[Records for processing — start]
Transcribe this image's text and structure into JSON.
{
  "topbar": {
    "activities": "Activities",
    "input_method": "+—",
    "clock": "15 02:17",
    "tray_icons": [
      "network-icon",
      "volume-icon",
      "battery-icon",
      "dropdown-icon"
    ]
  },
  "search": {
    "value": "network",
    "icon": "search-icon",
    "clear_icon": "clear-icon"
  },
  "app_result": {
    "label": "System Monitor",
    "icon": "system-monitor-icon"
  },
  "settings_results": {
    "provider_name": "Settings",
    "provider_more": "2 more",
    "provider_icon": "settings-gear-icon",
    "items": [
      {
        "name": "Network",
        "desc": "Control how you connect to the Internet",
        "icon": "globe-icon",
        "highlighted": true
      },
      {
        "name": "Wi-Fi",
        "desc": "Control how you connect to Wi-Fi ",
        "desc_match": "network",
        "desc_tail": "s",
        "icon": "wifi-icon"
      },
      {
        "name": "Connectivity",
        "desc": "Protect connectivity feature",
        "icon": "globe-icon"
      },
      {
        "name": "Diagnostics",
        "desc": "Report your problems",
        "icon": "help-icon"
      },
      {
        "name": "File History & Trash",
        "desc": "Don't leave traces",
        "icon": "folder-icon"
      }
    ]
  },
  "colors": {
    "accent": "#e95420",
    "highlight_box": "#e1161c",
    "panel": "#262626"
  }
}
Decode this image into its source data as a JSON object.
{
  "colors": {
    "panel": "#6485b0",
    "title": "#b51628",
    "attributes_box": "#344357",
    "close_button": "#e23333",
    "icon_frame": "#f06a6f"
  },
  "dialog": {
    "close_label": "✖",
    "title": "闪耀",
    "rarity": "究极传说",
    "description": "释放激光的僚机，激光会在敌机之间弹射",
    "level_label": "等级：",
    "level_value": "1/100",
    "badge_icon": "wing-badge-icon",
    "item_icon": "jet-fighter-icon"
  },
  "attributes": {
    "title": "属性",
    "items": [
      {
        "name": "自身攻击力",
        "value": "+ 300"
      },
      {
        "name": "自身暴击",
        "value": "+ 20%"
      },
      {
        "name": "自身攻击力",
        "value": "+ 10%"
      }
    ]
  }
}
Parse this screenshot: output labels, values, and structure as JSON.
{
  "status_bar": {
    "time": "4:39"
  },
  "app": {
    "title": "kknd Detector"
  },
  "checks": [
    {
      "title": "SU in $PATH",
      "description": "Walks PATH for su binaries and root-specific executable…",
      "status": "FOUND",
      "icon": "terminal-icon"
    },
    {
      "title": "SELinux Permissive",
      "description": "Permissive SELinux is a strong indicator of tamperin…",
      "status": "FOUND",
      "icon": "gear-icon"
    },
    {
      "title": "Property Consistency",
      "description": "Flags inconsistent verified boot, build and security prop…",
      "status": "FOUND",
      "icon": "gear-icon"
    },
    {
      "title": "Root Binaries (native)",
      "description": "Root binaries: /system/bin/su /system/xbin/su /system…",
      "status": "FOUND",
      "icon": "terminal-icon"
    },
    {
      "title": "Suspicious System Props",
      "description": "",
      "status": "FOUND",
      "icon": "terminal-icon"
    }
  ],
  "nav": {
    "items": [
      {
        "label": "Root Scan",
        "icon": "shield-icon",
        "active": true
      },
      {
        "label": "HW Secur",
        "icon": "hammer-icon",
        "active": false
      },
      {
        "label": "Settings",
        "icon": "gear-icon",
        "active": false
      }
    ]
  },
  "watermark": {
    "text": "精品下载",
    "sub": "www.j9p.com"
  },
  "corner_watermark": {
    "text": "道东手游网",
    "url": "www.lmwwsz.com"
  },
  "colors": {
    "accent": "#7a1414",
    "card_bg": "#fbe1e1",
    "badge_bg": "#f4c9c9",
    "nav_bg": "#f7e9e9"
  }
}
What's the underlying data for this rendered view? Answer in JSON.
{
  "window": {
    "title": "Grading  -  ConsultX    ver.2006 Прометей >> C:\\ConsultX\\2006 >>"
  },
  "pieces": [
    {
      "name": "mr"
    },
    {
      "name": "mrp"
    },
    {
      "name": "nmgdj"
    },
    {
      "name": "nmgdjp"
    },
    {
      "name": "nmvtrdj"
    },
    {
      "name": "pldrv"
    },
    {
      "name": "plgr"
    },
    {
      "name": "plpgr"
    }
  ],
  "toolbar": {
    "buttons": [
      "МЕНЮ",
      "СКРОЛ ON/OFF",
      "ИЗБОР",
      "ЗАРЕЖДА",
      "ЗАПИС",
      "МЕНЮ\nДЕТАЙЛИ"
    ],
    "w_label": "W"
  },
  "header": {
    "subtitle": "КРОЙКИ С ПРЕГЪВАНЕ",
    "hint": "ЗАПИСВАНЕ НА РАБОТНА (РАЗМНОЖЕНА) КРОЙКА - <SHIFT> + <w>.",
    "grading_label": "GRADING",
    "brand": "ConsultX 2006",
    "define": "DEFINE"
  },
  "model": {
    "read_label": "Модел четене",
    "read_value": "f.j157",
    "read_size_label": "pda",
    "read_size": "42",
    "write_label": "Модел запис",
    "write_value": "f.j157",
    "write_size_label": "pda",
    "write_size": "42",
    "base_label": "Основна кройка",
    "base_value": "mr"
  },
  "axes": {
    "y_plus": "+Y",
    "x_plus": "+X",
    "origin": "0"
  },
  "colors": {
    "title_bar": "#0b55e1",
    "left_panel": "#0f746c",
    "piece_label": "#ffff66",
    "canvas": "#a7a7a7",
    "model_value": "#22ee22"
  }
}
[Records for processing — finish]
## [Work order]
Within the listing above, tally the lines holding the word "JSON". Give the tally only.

## [Result for this task]
4